Reality, on the other hand, is different: Assad controls about one-fifth of the country, and most of our border is no longer under his control but under the control of the different rebels, most of whom are jihadist Sunnis. And Israel should know that, because it provides those rebels with medical aid.
The media reported that the organization responsible for the attack was Hezbollah, which was avenging the alleged Israeli bombings against it – but Hezbollah, like the Syrian regime, is also much too busy fighting deep inside Syria. The Israeli border is not a Hezbollah area, but the area of Salafi rebels who would gladly get their hands on Shiite Hezbollah fighters among them.
Then who is carrying out the attacks on the border? A hint was provided last week, when the big Salafi Sunni organization, Islamic State of Iraq and the Levant, took responsibility for a similar attack in the border triangle on Mount Dov, although Israel had claimed even then that it was Hezbollah.
Indeed, the Syrian territory in the Golan Heights is already filled with Salafi Sunni terrorist forces. In the whole of Syria they include tens of thousands, and they are continuing to multiply. Because Syria's borders have been broken open to Iraq, Lebanon, Turkey and part of the Jordanian border, thousands of Sunnis join the battles every day, most of them from Arab countries. There is already a jihadist Sunni country from Baghdad to our fence in the Golan. Until now, these forces were busy fighting the regime's army, but they are slowly taking over additional territories and finding time for Israel.
Playing make believeIf that is the case, is it possible that Israel is pointing an accusing finger at the wrong side? After all, the Salafi Sunni organization, which is affiliated with al-Qaeda, is Hezbollah's greatest enemy. So why are we blaming the Shiites? Because against Hezbollah or the Assad army we still have a deterrence ability, but against the Salafis there is zero deterrence. That is the situation in Sinai, in the Red Sea and in the Gaza Strip, where we are pressuring Hamas to curb the jihadists. And so all those fantasizing about Assad as a peace partner or about a solution with the Palestinians which will prevent the extremists from taking over, are simply playing make believe.
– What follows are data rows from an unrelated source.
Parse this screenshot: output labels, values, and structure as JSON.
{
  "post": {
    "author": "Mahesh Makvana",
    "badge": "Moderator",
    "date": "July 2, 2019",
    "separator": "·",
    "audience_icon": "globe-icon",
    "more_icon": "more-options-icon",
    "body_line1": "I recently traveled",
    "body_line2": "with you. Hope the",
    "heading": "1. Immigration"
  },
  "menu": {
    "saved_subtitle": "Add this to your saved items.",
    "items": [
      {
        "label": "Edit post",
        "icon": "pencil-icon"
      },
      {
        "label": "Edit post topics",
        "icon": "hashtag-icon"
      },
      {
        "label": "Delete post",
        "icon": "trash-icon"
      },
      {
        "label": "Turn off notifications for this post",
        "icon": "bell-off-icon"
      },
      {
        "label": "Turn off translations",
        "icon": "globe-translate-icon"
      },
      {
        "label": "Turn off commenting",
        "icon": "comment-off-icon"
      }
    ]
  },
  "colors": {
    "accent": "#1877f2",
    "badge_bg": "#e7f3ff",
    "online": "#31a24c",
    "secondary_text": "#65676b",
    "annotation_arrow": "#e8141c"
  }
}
The big danger is that the misidentification of the enemy will cause damage. If, for example, the jihadist Sunnis realize that Israel's response to their actions is directed against Assad, they will only step up their actions in order to harm Assad – and Israel will find itself drawn into a war it does not belong in.
This is a gradual process. No one is standing and declaring, "We are intervening in Syria," but that's the result. That way we are also losing the most important strategic effect in our history: The proof that Israel is not the problem in the Middle East, which is engaged in intra-Arab and intra-Islamic fighting, and that the conflict with us is marginal, if not invented.
Therefore, the best advice is to defend the borders are much as possible, but to stay away from the Syrian swamp. To immediately stop the embarrassing medical care offered to hundreds of Syrian rebels, some of whom may be among the fence terrorists – because no one will remember our kindness in this unnecessary treatment. The United States has just given Jordan a billion dollars to treat the Syrians, so let them take their injured there.
It's easy to look for tactical achievements, and then pay with strategic damage – we've already been in this situation in Lebanon. What started off with good intentions, ended eventually with a lost generation of 18 years, with 1,000 dead soldiers. We have to continue declaring neutrality in the Syrian war, and stick to it even if there are provocations. Israel is not the problem, is not the reason and is not the solution in Syria.